WORK TASK: If a line in the data below contains "level", copy it.

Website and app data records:
···

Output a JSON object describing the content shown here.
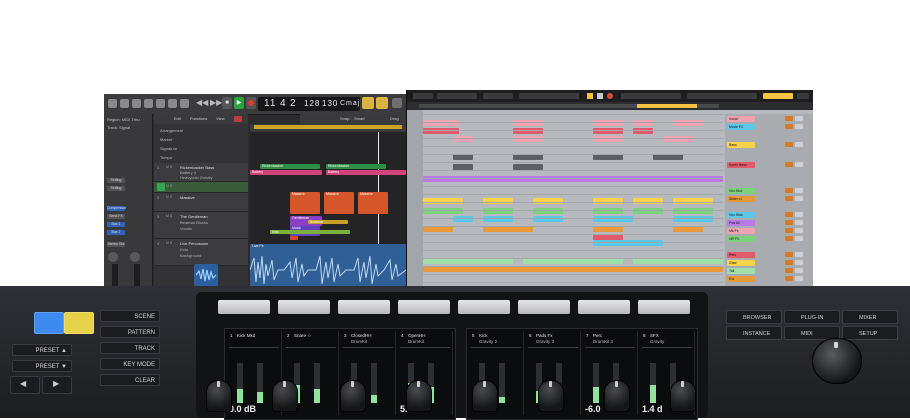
{
  "logic": {
    "inspector": {
      "region_label": "Region: MIDI Thru",
      "track_label": "Track: Signal",
      "setting_1": "Setting",
      "setting_2": "Setting",
      "compressor": "Compressor",
      "send_fx": "Send FX",
      "bus_1": "Bus 1",
      "bus_2": "Bus 2",
      "stereo_out": "Stereo Out"
    },
    "lcd": {
      "bar": "11",
      "beat": "4",
      "sub": "2",
      "tempo": "128",
      "tempo2": "130",
      "key": "Cmaj"
    },
    "menu": {
      "edit": "Edit",
      "functions": "Functions",
      "view": "View",
      "snap_label": "Snap:",
      "snap_value": "Smart",
      "drag": "Drag"
    },
    "globals": [
      "Arrangement",
      "Marker",
      "Signature",
      "Tempo"
    ],
    "tracks": [
      {
        "num": "1",
        "name": "Rickenbacker Bass",
        "sub": "Battery 4",
        "sub2": "Heavycoin Gravity"
      },
      {
        "num": "2",
        "name": "Massive",
        "sub": "",
        "sub2": ""
      },
      {
        "num": "3",
        "name": "The Gentleman",
        "sub": "Beatmar Blocks",
        "sub2": "Vocals"
      },
      {
        "num": "4",
        "name": "Live Percussion",
        "sub": "Koto",
        "sub2": "Background"
      }
    ],
    "regions": {
      "rickenbacker_1": "Rickenbacker",
      "rickenbacker_2": "Rickenbacker",
      "battery_1": "Battery",
      "battery_2": "Battery",
      "massive_1": "Massive",
      "massive_2": "Massive",
      "massive_3": "Massive",
      "gentleman": "Gentleman",
      "music": "Music",
      "beatmar": "Beatmar",
      "koto": "Koto",
      "live_perc": "Live Pe"
    }
  },
  "live": {
    "right_tracks": [
      "Vocal",
      "Mode FX",
      "Bass",
      "Synth Bass",
      "Vox Stut",
      "Slider Lt",
      "Vox Slds",
      "Pos Ali",
      "Ms Fx",
      "NR FX",
      "Perc",
      "Grav",
      "Tail",
      "Ext"
    ]
  },
  "hardware": {
    "left_buttons": [
      "SCENE",
      "PATTERN",
      "TRACK",
      "KEY MODE",
      "CLEAR"
    ],
    "preset_up": "PRESET",
    "preset_down": "PRESET",
    "screen_left": [
      {
        "num": "1",
        "name": "Kick Mkd",
        "sub": "",
        "value": "0.0 dB",
        "level": 0.35
      },
      {
        "num": "2",
        "name": "Snare ☆",
        "sub": "",
        "value": "",
        "level": 0.45
      },
      {
        "num": "3",
        "name": "ClosedHH",
        "sub": "DrumKit",
        "value": "",
        "level": 0.25
      },
      {
        "num": "4",
        "name": "OpenHH",
        "sub": "DrumKit",
        "value": "5.0",
        "level": 0.5
      }
    ],
    "screen_right": [
      {
        "num": "5",
        "name": "Kick",
        "sub": "Gravity 2",
        "value": "",
        "level": 0.2
      },
      {
        "num": "6",
        "name": "Pads Fx",
        "sub": "Gravity 3",
        "value": "",
        "level": 0.3
      },
      {
        "num": "7",
        "name": "Perc",
        "sub": "DrumKit 3",
        "value": "-6.0",
        "level": 0.4
      },
      {
        "num": "8",
        "name": "SFX",
        "sub": "Gravity",
        "value": "1.4 d",
        "level": 0.45
      }
    ],
    "right_buttons": {
      "browser": "BROWSER",
      "plugin": "PLUG-IN",
      "mixer": "MIXER",
      "instance": "INSTANCE",
      "midi": "MIDI",
      "setup": "SETUP"
    },
    "colors": {
      "blue_button": "#3d8bf0",
      "yellow_button": "#e8d24a",
      "meter_green": "#8fe39c"
    }
  }
}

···

ANSWER SPACE:
        "level": 0.35
        "level": 0.45
        "level": 0.25
        "level": 0.5
        "level": 0.2
        "level": 0.3
        "level": 0.4
        "level": 0.45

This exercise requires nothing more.